→ **Work instructions**
All of the records below need to be written out exactly, but without the pictures.

→ **Extracted data**
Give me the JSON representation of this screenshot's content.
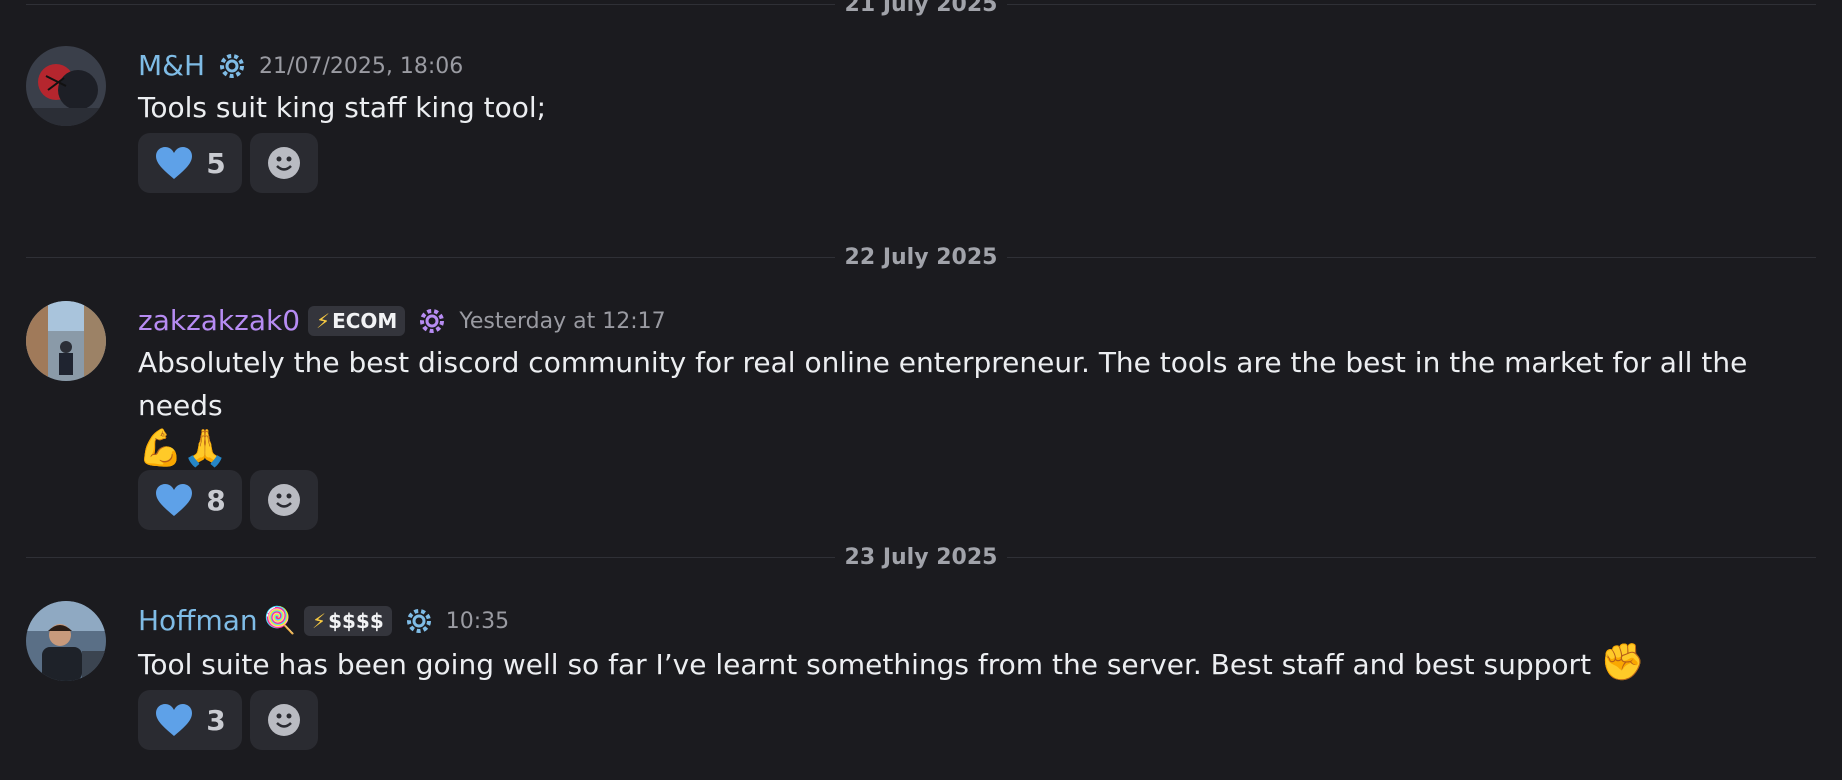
{
  "dividers": [
    "21 July 2025",
    "22 July 2025",
    "23 July 2025"
  ],
  "messages": [
    {
      "username": "M&H",
      "timestamp": "21/07/2025, 18:06",
      "text": "Tools suit king staff king tool;",
      "reaction": {
        "emoji": "blue-heart",
        "count": "5"
      },
      "username_color": "#7fbce6"
    },
    {
      "username": "zakzakzak0",
      "tag": "ECOM",
      "timestamp": "Yesterday at 12:17",
      "text": "Absolutely the best discord community for real online enterpreneur. The tools are the best in the market for all the needs",
      "text_emoji": "💪🙏",
      "reaction": {
        "emoji": "blue-heart",
        "count": "8"
      },
      "username_color": "#b78cf3"
    },
    {
      "username": "Hoffman",
      "username_emoji": "🍭",
      "tag": "$$$$",
      "timestamp": "10:35",
      "text": "Tool suite has been going well so far I’ve learnt somethings from the server. Best staff and best support",
      "text_emoji": "✊",
      "reaction": {
        "emoji": "blue-heart",
        "count": "3"
      },
      "username_color": "#7fbce6"
    }
  ],
  "colors": {
    "background": "#1b1b1f",
    "reaction_bg": "#2a2b31",
    "heart": "#5ea1e8"
  }
}
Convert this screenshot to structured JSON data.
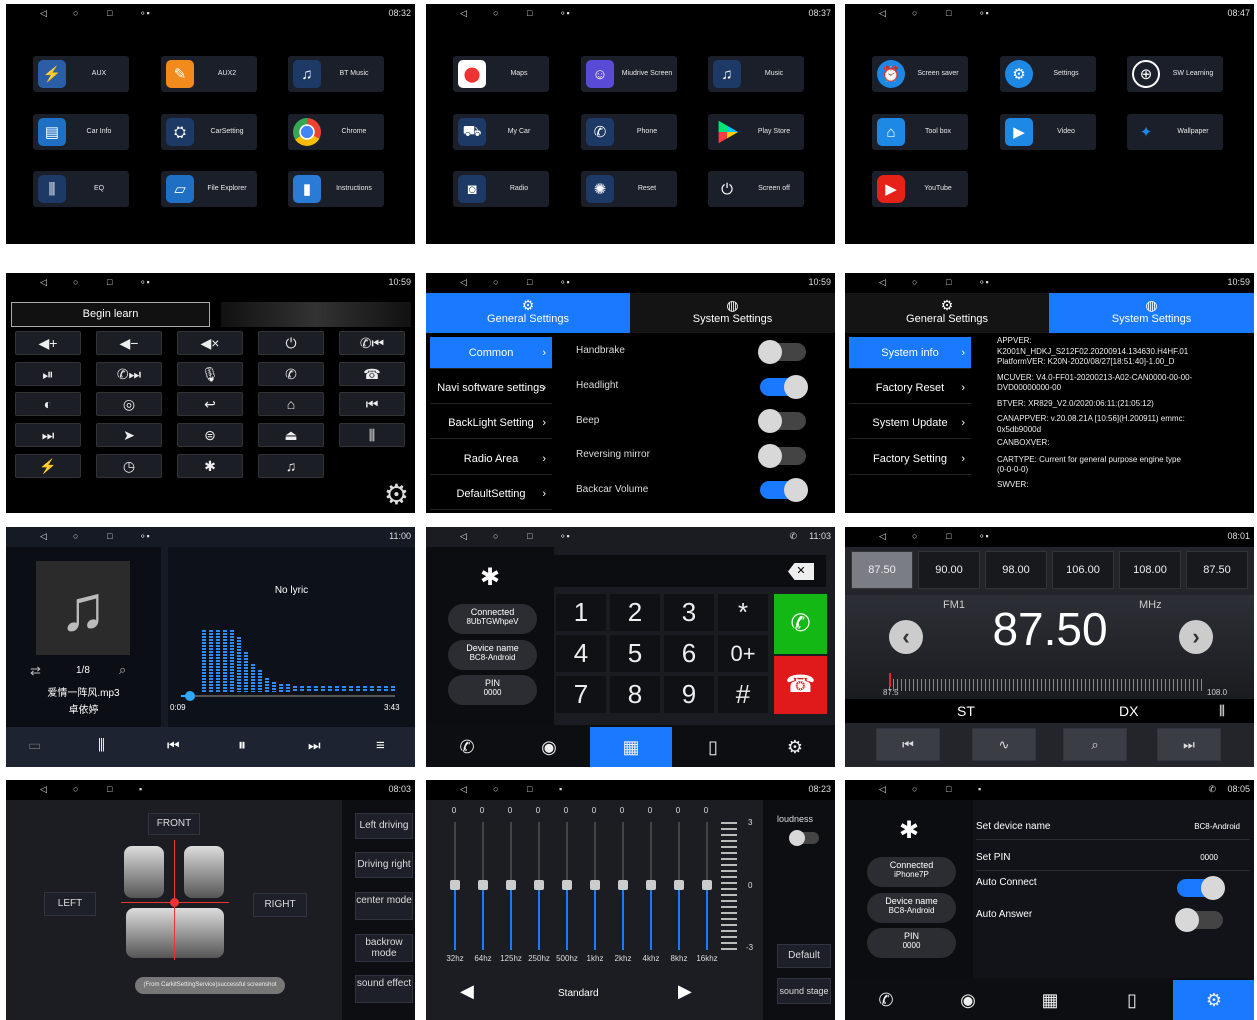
{
  "status": {
    "p1": "08:32",
    "p2": "08:37",
    "p3": "08:47",
    "p4": "10:59",
    "p5": "10:59",
    "p6": "10:59",
    "p7": "11:00",
    "p8": "11:03",
    "p9": "08:01",
    "p10": "08:03",
    "p11": "08:23",
    "p12": "08:05"
  },
  "launcher1": [
    "AUX",
    "AUX2",
    "BT Music",
    "Car Info",
    "CarSetting",
    "Chrome",
    "EQ",
    "File Explorer",
    "Instructions"
  ],
  "launcher2": [
    "Maps",
    "Miudrive Screen",
    "Music",
    "My Car",
    "Phone",
    "Play Store",
    "Radio",
    "Reset",
    "Screen off"
  ],
  "launcher3": [
    "Screen saver",
    "Settings",
    "SW Learning",
    "Tool box",
    "Video",
    "Wallpaper",
    "YouTube"
  ],
  "learn": {
    "begin": "Begin learn"
  },
  "settings": {
    "general_tab": "General Settings",
    "system_tab": "System Settings",
    "menu": [
      "Common",
      "Navi software settings",
      "BackLight Setting",
      "Radio Area",
      "DefaultSetting"
    ],
    "rows": [
      "Handbrake",
      "Headlight",
      "Beep",
      "Reversing mirror",
      "Backcar Volume"
    ],
    "toggles": [
      false,
      true,
      false,
      false,
      true
    ],
    "sys_menu": [
      "System info",
      "Factory Reset",
      "System Update",
      "Factory Setting"
    ],
    "info": [
      "APPVER:",
      "K2001N_HDKJ_S212F02.20200914.134630.H4HF.01",
      "PlatformVER: K20N-2020/08/27[18:51:40]-1.00_D",
      "MCUVER: V4.0-FF01-20200213-A02-CAN0000-00-00-",
      "DVD00000000-00",
      "BTVER: XR829_V2.0/2020:06:11:(21:05:12)",
      "CANAPPVER: v.20.08.21A [10:56](H.200911)  emmc:",
      "0x5db9000d",
      "CANBOXVER:",
      "CARTYPE: Current for general purpose engine type",
      "(0-0-0-0)",
      "SWVER:"
    ]
  },
  "music": {
    "lyric": "No lyric",
    "counter": "1/8",
    "file": "爱情一阵风.mp3",
    "artist": "卓依婷",
    "elapsed": "0:09",
    "total": "3:43",
    "progress": 0.04
  },
  "phone": {
    "connected": "Connected",
    "conn_id": "8UbTGWhpeV",
    "device_label": "Device name",
    "device": "BC8-Android",
    "pin_label": "PIN",
    "pin": "0000",
    "keys": [
      "1",
      "2",
      "3",
      "*",
      "4",
      "5",
      "6",
      "0+",
      "7",
      "8",
      "9",
      "#"
    ]
  },
  "radio": {
    "presets": [
      "87.50",
      "90.00",
      "98.00",
      "106.00",
      "108.00",
      "87.50"
    ],
    "band": "FM1",
    "unit": "MHz",
    "freq": "87.50",
    "min": "87.5",
    "max": "108.0",
    "st": "ST",
    "dx": "DX"
  },
  "balance": {
    "front": "FRONT",
    "left": "LEFT",
    "right": "RIGHT",
    "side": [
      "Left driving",
      "Driving right",
      "center mode",
      "backrow mode",
      "sound effect"
    ],
    "toast": "(From CarkitSettingService)successful screenshot"
  },
  "eq": {
    "values": [
      "0",
      "0",
      "0",
      "0",
      "0",
      "0",
      "0",
      "0",
      "0",
      "0"
    ],
    "freqs": [
      "32hz",
      "64hz",
      "125hz",
      "250hz",
      "500hz",
      "1khz",
      "2khz",
      "4khz",
      "8khz",
      "16khz"
    ],
    "scale": [
      "3",
      "0",
      "-3"
    ],
    "loudness": "loudness",
    "default": "Default",
    "preset": "Standard",
    "stage": "sound stage"
  },
  "bt": {
    "connected": "Connected",
    "phone": "iPhone7P",
    "device_label": "Device name",
    "device": "BC8-Android",
    "pin_label": "PIN",
    "pin": "0000",
    "rows": [
      "Set device name",
      "Set PIN",
      "Auto Connect",
      "Auto Answer"
    ],
    "row_vals": [
      "BC8-Android",
      "0000"
    ],
    "toggles": [
      true,
      false
    ]
  },
  "colors": {
    "accent": "#1979ff",
    "call": "#14b814",
    "hangup": "#e01a1a"
  }
}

→ **Result of the task**
Give me the JSON representation of this screenshot's content.
{
  "dividers": [
    "21 July 2025",
    "22 July 2025",
    "23 July 2025"
  ],
  "messages": [
    {
      "username": "M&H",
      "timestamp": "21/07/2025, 18:06",
      "text": "Tools suit king staff king tool;",
      "reaction": {
        "emoji": "blue-heart",
        "count": "5"
      },
      "username_color": "#7fbce6"
    },
    {
      "username": "zakzakzak0",
      "tag": "ECOM",
      "timestamp": "Yesterday at 12:17",
      "text": "Absolutely the best discord community for real online enterpreneur. The tools are the best in the market for all the needs",
      "text_emoji": "💪🙏",
      "reaction": {
        "emoji": "blue-heart",
        "count": "8"
      },
      "username_color": "#b78cf3"
    },
    {
      "username": "Hoffman",
      "username_emoji": "🍭",
      "tag": "$$$$",
      "timestamp": "10:35",
      "text": "Tool suite has been going well so far I’ve learnt somethings from the server. Best staff and best support",
      "text_emoji": "✊",
      "reaction": {
        "emoji": "blue-heart",
        "count": "3"
      },
      "username_color": "#7fbce6"
    }
  ],
  "colors": {
    "background": "#1b1b1f",
    "reaction_bg": "#2a2b31",
    "heart": "#5ea1e8"
  }
}
Convert this screenshot to structured JSON data.
{
  "status": {
    "p1": "08:32",
    "p2": "08:37",
    "p3": "08:47",
    "p4": "10:59",
    "p5": "10:59",
    "p6": "10:59",
    "p7": "11:00",
    "p8": "11:03",
    "p9": "08:01",
    "p10": "08:03",
    "p11": "08:23",
    "p12": "08:05"
  },
  "launcher1": [
    "AUX",
    "AUX2",
    "BT Music",
    "Car Info",
    "CarSetting",
    "Chrome",
    "EQ",
    "File Explorer",
    "Instructions"
  ],
  "launcher2": [
    "Maps",
    "Miudrive Screen",
    "Music",
    "My Car",
    "Phone",
    "Play Store",
    "Radio",
    "Reset",
    "Screen off"
  ],
  "launcher3": [
    "Screen saver",
    "Settings",
    "SW Learning",
    "Tool box",
    "Video",
    "Wallpaper",
    "YouTube"
  ],
  "learn": {
    "begin": "Begin learn"
  },
  "settings": {
    "general_tab": "General Settings",
    "system_tab": "System Settings",
    "menu": [
      "Common",
      "Navi software settings",
      "BackLight Setting",
      "Radio Area",
      "DefaultSetting"
    ],
    "rows": [
      "Handbrake",
      "Headlight",
      "Beep",
      "Reversing mirror",
      "Backcar Volume"
    ],
    "toggles": [
      false,
      true,
      false,
      false,
      true
    ],
    "sys_menu": [
      "System info",
      "Factory Reset",
      "System Update",
      "Factory Setting"
    ],
    "info": [
      "APPVER:",
      "K2001N_HDKJ_S212F02.20200914.134630.H4HF.01",
      "PlatformVER: K20N-2020/08/27[18:51:40]-1.00_D",
      "MCUVER: V4.0-FF01-20200213-A02-CAN0000-00-00-",
      "DVD00000000-00",
      "BTVER: XR829_V2.0/2020:06:11:(21:05:12)",
      "CANAPPVER: v.20.08.21A [10:56](H.200911)  emmc:",
      "0x5db9000d",
      "CANBOXVER:",
      "CARTYPE: Current for general purpose engine type",
      "(0-0-0-0)",
      "SWVER:"
    ]
  },
  "music": {
    "lyric": "No lyric",
    "counter": "1/8",
    "file": "爱情一阵风.mp3",
    "artist": "卓依婷",
    "elapsed": "0:09",
    "total": "3:43",
    "progress": 0.04
  },
  "phone": {
    "connected": "Connected",
    "conn_id": "8UbTGWhpeV",
    "device_label": "Device name",
    "device": "BC8-Android",
    "pin_label": "PIN",
    "pin": "0000",
    "keys": [
      "1",
      "2",
      "3",
      "*",
      "4",
      "5",
      "6",
      "0+",
      "7",
      "8",
      "9",
      "#"
    ]
  },
  "radio": {
    "presets": [
      "87.50",
      "90.00",
      "98.00",
      "106.00",
      "108.00",
      "87.50"
    ],
    "band": "FM1",
    "unit": "MHz",
    "freq": "87.50",
    "min": "87.5",
    "max": "108.0",
    "st": "ST",
    "dx": "DX"
  },
  "balance": {
    "front": "FRONT",
    "left": "LEFT",
    "right": "RIGHT",
    "side": [
      "Left driving",
      "Driving right",
      "center mode",
      "backrow mode",
      "sound effect"
    ],
    "toast": "(From CarkitSettingService)successful screenshot"
  },
  "eq": {
    "values": [
      "0",
      "0",
      "0",
      "0",
      "0",
      "0",
      "0",
      "0",
      "0",
      "0"
    ],
    "freqs": [
      "32hz",
      "64hz",
      "125hz",
      "250hz",
      "500hz",
      "1khz",
      "2khz",
      "4khz",
      "8khz",
      "16khz"
    ],
    "scale": [
      "3",
      "0",
      "-3"
    ],
    "loudness": "loudness",
    "default": "Default",
    "preset": "Standard",
    "stage": "sound stage"
  },
  "bt": {
    "connected": "Connected",
    "phone": "iPhone7P",
    "device_label": "Device name",
    "device": "BC8-Android",
    "pin_label": "PIN",
    "pin": "0000",
    "rows": [
      "Set device name",
      "Set PIN",
      "Auto Connect",
      "Auto Answer"
    ],
    "row_vals": [
      "BC8-Android",
      "0000"
    ],
    "toggles": [
      true,
      false
    ]
  },
  "colors": {
    "accent": "#1979ff",
    "call": "#14b814",
    "hangup": "#e01a1a"
  }
}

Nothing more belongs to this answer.